■ Exercise aim ■
Every record, from first to last, should be written out again exactly.

(Dataset entries Opens)

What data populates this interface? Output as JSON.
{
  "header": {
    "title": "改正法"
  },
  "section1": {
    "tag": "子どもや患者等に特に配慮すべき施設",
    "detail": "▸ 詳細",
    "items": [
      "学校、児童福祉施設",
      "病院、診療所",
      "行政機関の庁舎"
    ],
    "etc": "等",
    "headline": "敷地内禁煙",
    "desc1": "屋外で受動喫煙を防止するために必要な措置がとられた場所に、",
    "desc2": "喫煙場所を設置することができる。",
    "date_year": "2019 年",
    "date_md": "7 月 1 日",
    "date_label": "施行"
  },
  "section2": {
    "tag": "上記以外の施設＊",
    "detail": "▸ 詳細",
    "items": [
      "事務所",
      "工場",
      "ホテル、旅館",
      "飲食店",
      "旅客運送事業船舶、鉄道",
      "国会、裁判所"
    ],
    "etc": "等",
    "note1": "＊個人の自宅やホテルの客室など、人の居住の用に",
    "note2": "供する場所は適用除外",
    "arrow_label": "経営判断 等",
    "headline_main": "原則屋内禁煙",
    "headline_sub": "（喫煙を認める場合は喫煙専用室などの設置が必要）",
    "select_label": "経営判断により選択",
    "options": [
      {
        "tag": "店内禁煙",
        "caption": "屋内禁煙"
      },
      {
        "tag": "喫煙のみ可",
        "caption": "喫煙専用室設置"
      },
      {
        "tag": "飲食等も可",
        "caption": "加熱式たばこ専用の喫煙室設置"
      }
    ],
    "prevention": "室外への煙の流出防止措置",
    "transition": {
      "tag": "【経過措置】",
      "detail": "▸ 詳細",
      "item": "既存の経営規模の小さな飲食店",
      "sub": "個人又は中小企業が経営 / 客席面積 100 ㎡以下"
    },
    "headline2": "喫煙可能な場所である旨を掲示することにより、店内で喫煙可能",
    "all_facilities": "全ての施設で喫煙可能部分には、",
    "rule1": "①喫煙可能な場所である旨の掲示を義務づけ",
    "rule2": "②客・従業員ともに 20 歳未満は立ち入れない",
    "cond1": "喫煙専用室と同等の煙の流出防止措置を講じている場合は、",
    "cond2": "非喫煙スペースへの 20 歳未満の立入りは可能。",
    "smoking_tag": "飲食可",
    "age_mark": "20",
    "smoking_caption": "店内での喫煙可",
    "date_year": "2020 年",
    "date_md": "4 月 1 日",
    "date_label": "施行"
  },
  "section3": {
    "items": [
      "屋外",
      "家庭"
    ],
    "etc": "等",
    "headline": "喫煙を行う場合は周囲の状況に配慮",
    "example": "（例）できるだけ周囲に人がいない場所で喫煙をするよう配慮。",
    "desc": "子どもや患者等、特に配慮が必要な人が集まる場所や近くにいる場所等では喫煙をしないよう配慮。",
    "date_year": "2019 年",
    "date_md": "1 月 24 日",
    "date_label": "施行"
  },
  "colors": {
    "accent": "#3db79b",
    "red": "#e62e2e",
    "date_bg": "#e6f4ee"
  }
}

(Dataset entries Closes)

■ Reply ■
What data populates this interface? Output as JSON.
{
  "header": {
    "title": "改正法"
  },
  "section1": {
    "tag": "子どもや患者等に特に配慮すべき施設",
    "detail": "▸ 詳細",
    "items": [
      "学校、児童福祉施設",
      "病院、診療所",
      "行政機関の庁舎"
    ],
    "etc": "等",
    "headline": "敷地内禁煙",
    "desc1": "屋外で受動喫煙を防止するために必要な措置がとられた場所に、",
    "desc2": "喫煙場所を設置することができる。",
    "date_year": "2019 年",
    "date_md": "7 月 1 日",
    "date_label": "施行"
  },
  "section2": {
    "tag": "上記以外の施設＊",
    "detail": "▸ 詳細",
    "items": [
      "事務所",
      "工場",
      "ホテル、旅館",
      "飲食店",
      "旅客運送事業船舶、鉄道",
      "国会、裁判所"
    ],
    "etc": "等",
    "note1": "＊個人の自宅やホテルの客室など、人の居住の用に",
    "note2": "供する場所は適用除外",
    "arrow_label": "経営判断 等",
    "headline_main": "原則屋内禁煙",
    "headline_sub": "（喫煙を認める場合は喫煙専用室などの設置が必要）",
    "select_label": "経営判断により選択",
    "options": [
      {
        "tag": "店内禁煙",
        "caption": "屋内禁煙"
      },
      {
        "tag": "喫煙のみ可",
        "caption": "喫煙専用室設置"
      },
      {
        "tag": "飲食等も可",
        "caption": "加熱式たばこ専用の喫煙室設置"
      }
    ],
    "prevention": "室外への煙の流出防止措置",
    "transition": {
      "tag": "【経過措置】",
      "detail": "▸ 詳細",
      "item": "既存の経営規模の小さな飲食店",
      "sub": "個人又は中小企業が経営 / 客席面積 100 ㎡以下"
    },
    "headline2": "喫煙可能な場所である旨を掲示することにより、店内で喫煙可能",
    "all_facilities": "全ての施設で喫煙可能部分には、",
    "rule1": "①喫煙可能な場所である旨の掲示を義務づけ",
    "rule2": "②客・従業員ともに 20 歳未満は立ち入れない",
    "cond1": "喫煙専用室と同等の煙の流出防止措置を講じている場合は、",
    "cond2": "非喫煙スペースへの 20 歳未満の立入りは可能。",
    "smoking_tag": "飲食可",
    "age_mark": "20",
    "smoking_caption": "店内での喫煙可",
    "date_year": "2020 年",
    "date_md": "4 月 1 日",
    "date_label": "施行"
  },
  "section3": {
    "items": [
      "屋外",
      "家庭"
    ],
    "etc": "等",
    "headline": "喫煙を行う場合は周囲の状況に配慮",
    "example": "（例）できるだけ周囲に人がいない場所で喫煙をするよう配慮。",
    "desc": "子どもや患者等、特に配慮が必要な人が集まる場所や近くにいる場所等では喫煙をしないよう配慮。",
    "date_year": "2019 年",
    "date_md": "1 月 24 日",
    "date_label": "施行"
  },
  "colors": {
    "accent": "#3db79b",
    "red": "#e62e2e",
    "date_bg": "#e6f4ee"
  }
}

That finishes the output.